Now there is no artisitc expression without concious intention and the attempt to master your craft as good as you can, but this quest for perfection has to ultimately fail, to keep things alive.
How much failure we appreciate, we can take, where we draw the border between chaos and order, is personal taste (and personality), but while the struggle for perfection is interesting to look at, its victory is death in terms of artistic value, to me.

Beyond the specific meaning of archetypes, my intention was to discuss the influence of the subconcious on the creation as well as the appretiation of textile works of art. The archetype is a side aspect of this, an element of continuity maybe, in the seemingly accidental, rooted in the "instinctive" part of our mind.

Dear horst, thanks for sharing your ideas, that I appreciated very much!

Best regards
Benjamin

Benjamin Tholen October 23rd, 2013 06:21 PM

Tafkap ;)
 
Sign vs Symbol.

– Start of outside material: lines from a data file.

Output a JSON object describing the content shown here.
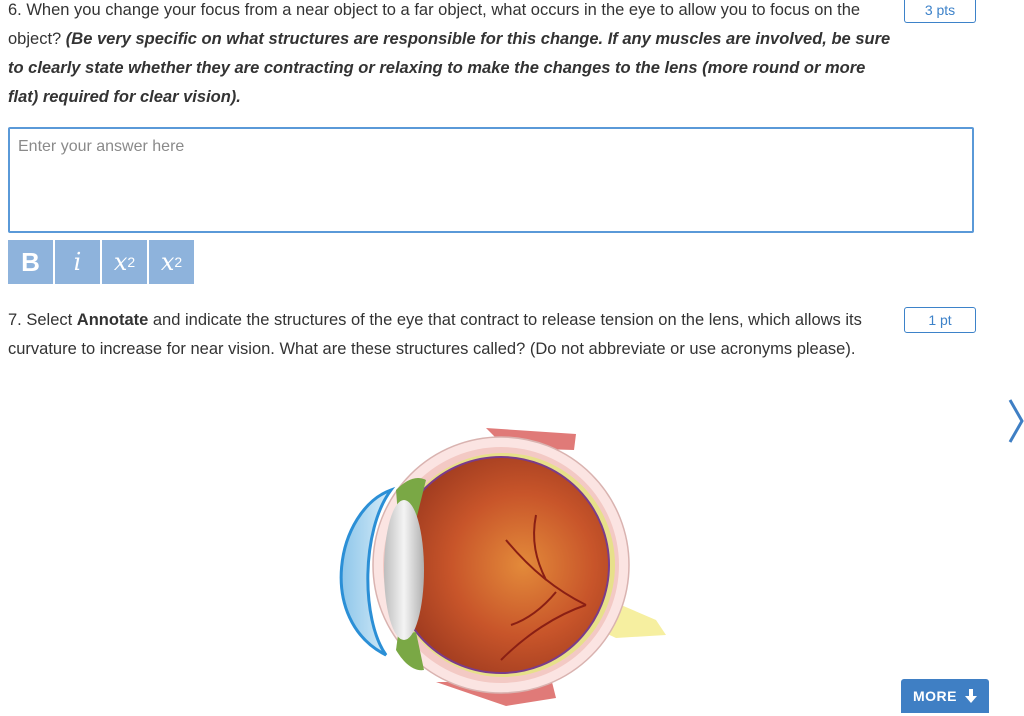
{
  "question6": {
    "number_text": "6. When you change your focus from a near object to a far object, what occurs in the eye to allow you to focus on the object? ",
    "emphasis_text": "(Be very specific on what structures are responsible for this change. If any muscles are involved, be sure to clearly state whether they are contracting or relaxing to make the changes to the lens (more round or more flat) required for clear vision).",
    "points": "3 pts",
    "answer_placeholder": "Enter your answer here",
    "answer_value": ""
  },
  "toolbar": {
    "bold_label": "B",
    "italic_label": "i",
    "subscript_base": "x",
    "subscript_label": "2",
    "superscript_base": "x",
    "superscript_label": "2"
  },
  "question7": {
    "text_before": "7. Select ",
    "bold_word": "Annotate",
    "text_after": " and indicate the structures of the eye that contract to release tension on the lens, which allows its curvature to increase for near vision. What are these structures called? (Do not abbreviate or use acronyms please).",
    "points": "1 pt"
  },
  "more_button": {
    "label": "MORE",
    "icon": "arrow-down-icon"
  },
  "navigation": {
    "next_icon": "chevron-right-icon"
  },
  "colors": {
    "accent": "#3f7fc4",
    "toolbar_button": "#8eb3dc",
    "input_border": "#5a99d8"
  }
}
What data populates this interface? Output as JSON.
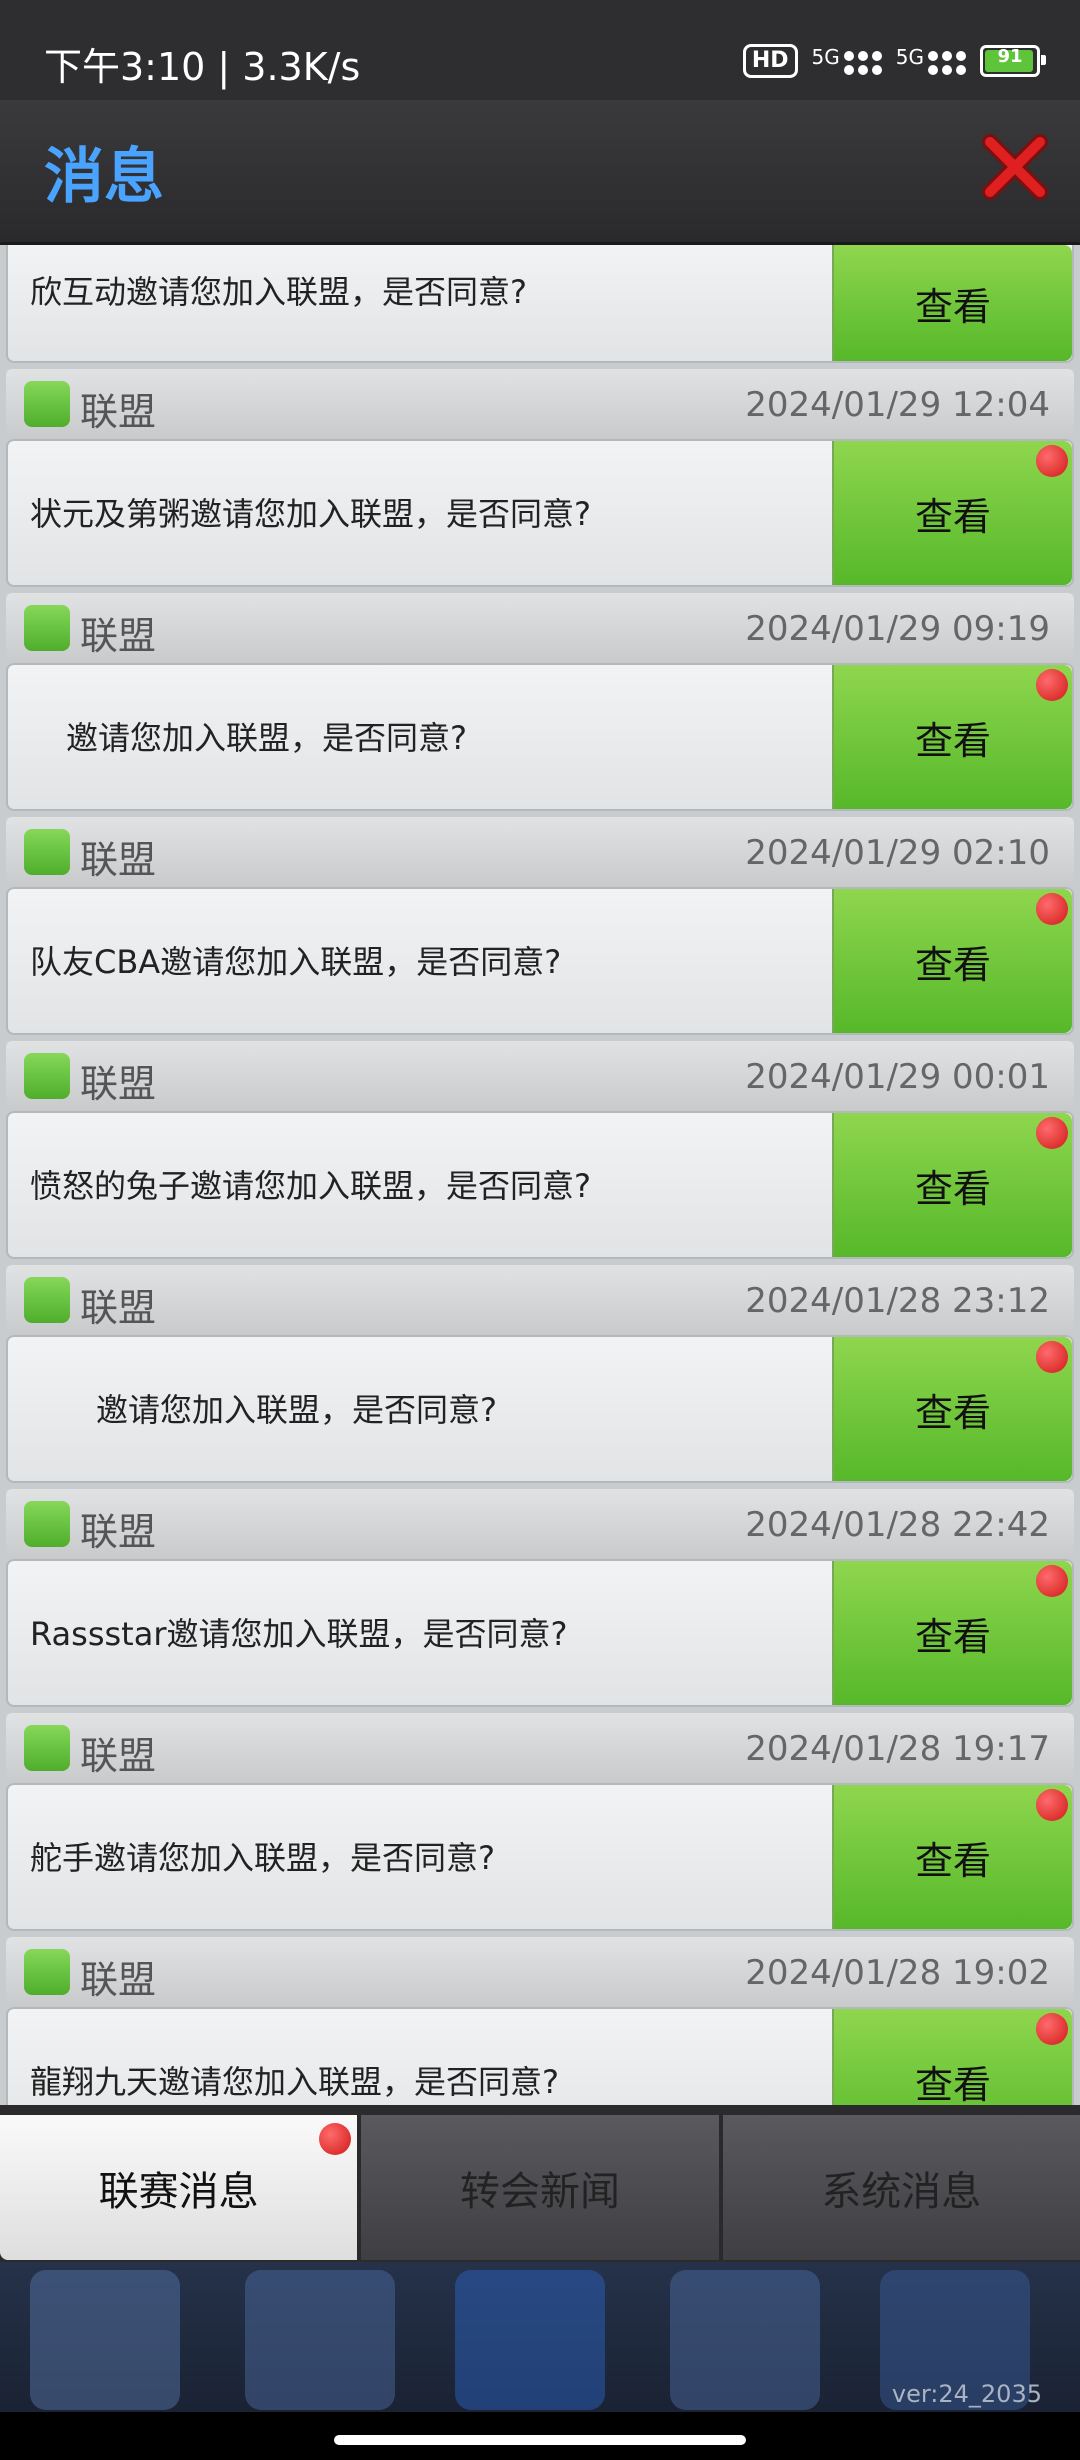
{
  "status_bar": {
    "time": "下午3:10 | 3.3K/s",
    "hd": "HD",
    "sig1": "5G",
    "sig2": "5G",
    "battery": "91"
  },
  "header": {
    "title": "消息"
  },
  "first_partial": {
    "text": "欣互动邀请您加入联盟，是否同意?",
    "button": "查看"
  },
  "messages": [
    {
      "category": "联盟",
      "time": "2024/01/29 12:04",
      "text": "状元及第粥邀请您加入联盟，是否同意?",
      "button": "查看"
    },
    {
      "category": "联盟",
      "time": "2024/01/29 09:19",
      "text": "邀请您加入联盟，是否同意?",
      "button": "查看"
    },
    {
      "category": "联盟",
      "time": "2024/01/29 02:10",
      "text": "队友CBA邀请您加入联盟，是否同意?",
      "button": "查看"
    },
    {
      "category": "联盟",
      "time": "2024/01/29 00:01",
      "text": "愤怒的兔子邀请您加入联盟，是否同意?",
      "button": "查看"
    },
    {
      "category": "联盟",
      "time": "2024/01/28 23:12",
      "text": "邀请您加入联盟，是否同意?",
      "button": "查看"
    },
    {
      "category": "联盟",
      "time": "2024/01/28 22:42",
      "text": "Rassstar邀请您加入联盟，是否同意?",
      "button": "查看"
    },
    {
      "category": "联盟",
      "time": "2024/01/28 19:17",
      "text": "舵手邀请您加入联盟，是否同意?",
      "button": "查看"
    },
    {
      "category": "联盟",
      "time": "2024/01/28 19:02",
      "text": "龍翔九天邀请您加入联盟，是否同意?",
      "button": "查看"
    }
  ],
  "tabs": [
    {
      "label": "联赛消息"
    },
    {
      "label": "转会新闻"
    },
    {
      "label": "系统消息"
    }
  ],
  "version": "ver:24_2035",
  "colors": {
    "accent_green": "#56b829",
    "title_blue": "#4aa3ff",
    "notify_red": "#d01818"
  }
}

This may be key. My - promised - last attempt on clarification:

Horst claims, reasonably, that at the time where motifs were woven into rugs for the first time, the cultural influences on these shapes were already completly dominating any possible instincitve/archetypical influence.
I dont think that the cultural meaning extinquishes the archetipical. Any specific motiv can have meaning on both levels at the same time. As a sign and as a symbol. Concious and subconcious. Problem is, as Horsts Example of the whal-aroo shows, both levels are strongley interwoven.
There is interaction between these levels of meaning, yet they can even be contradictionary.
As Jung says, during a dream the archetype will manifest itself in a form that is dependend ont the dreamers personal as well as cultural mindset.

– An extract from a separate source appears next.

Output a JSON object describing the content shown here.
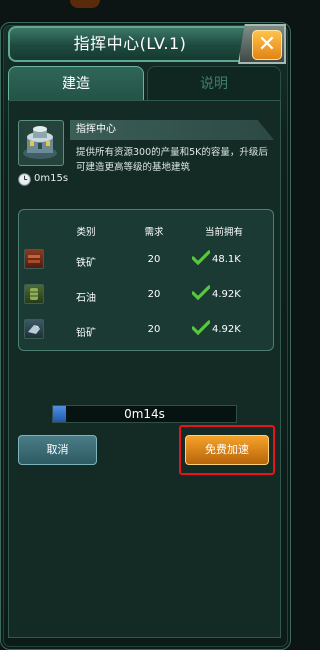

I just read opies tribal rugs book, namely his theories on animal head pillars and so on. While I love the book for other reasons I dont follow his ideas about authenticity and origins of motivs.
For example I have a mid 20th century bakthirai bag where the animal-latch-hooks still have horns and eyes. Does that mean its closer to the tradition than my kazak rug of twice the age? I dont think so.
I think the animalhead quality of latchhooks has been forgotten and reinvented while playing around with the forms for many, many times.

Next, If we see a doubleheaded figure in a rug pattern it may be interesting to look for doubleheaded monsters in folk tale, but after all its origin may not be the idea of this or that specific animal, but symmetrie itself?
This is the universal part of the language: Symmetrie, repetition, rythm, contrast, color. This is where I can hope to understand the meaning of an ancient nomadic weaving, without much concious knowledge of its cultural context.

And If not? Even my misunderstanding of the woven language may still lead to a meaningfull result. While this result may not be of much use to ethnological research,( after all, by its very nature it cant be precise, just as a metaphor cant be exact,) I strongly believe that its significant. But of what?

For the same reasons opies suggestion that urban influences in tribal weavings are reducing their "authenticity" seems misleading to me. Style and anmutung can be authentic, not a certain motiv by itself. Ikea blankets can have tribal motivs closer to their"origin" in ancient bronce works, than my bachtiari bag, but they rarely have the style, the spirit, the "Anmutung" of an ancient tribal piece.
All these qualities are, to my understanding, percieved subconciously at first.

I may have begun my approach on archetypes from the wrong starting point, after all I would prefer to speak of archetypical qualitys to a motif, or pattern, or color combination, rather then an archetype as a specific motif.

Kind regards
Benjamin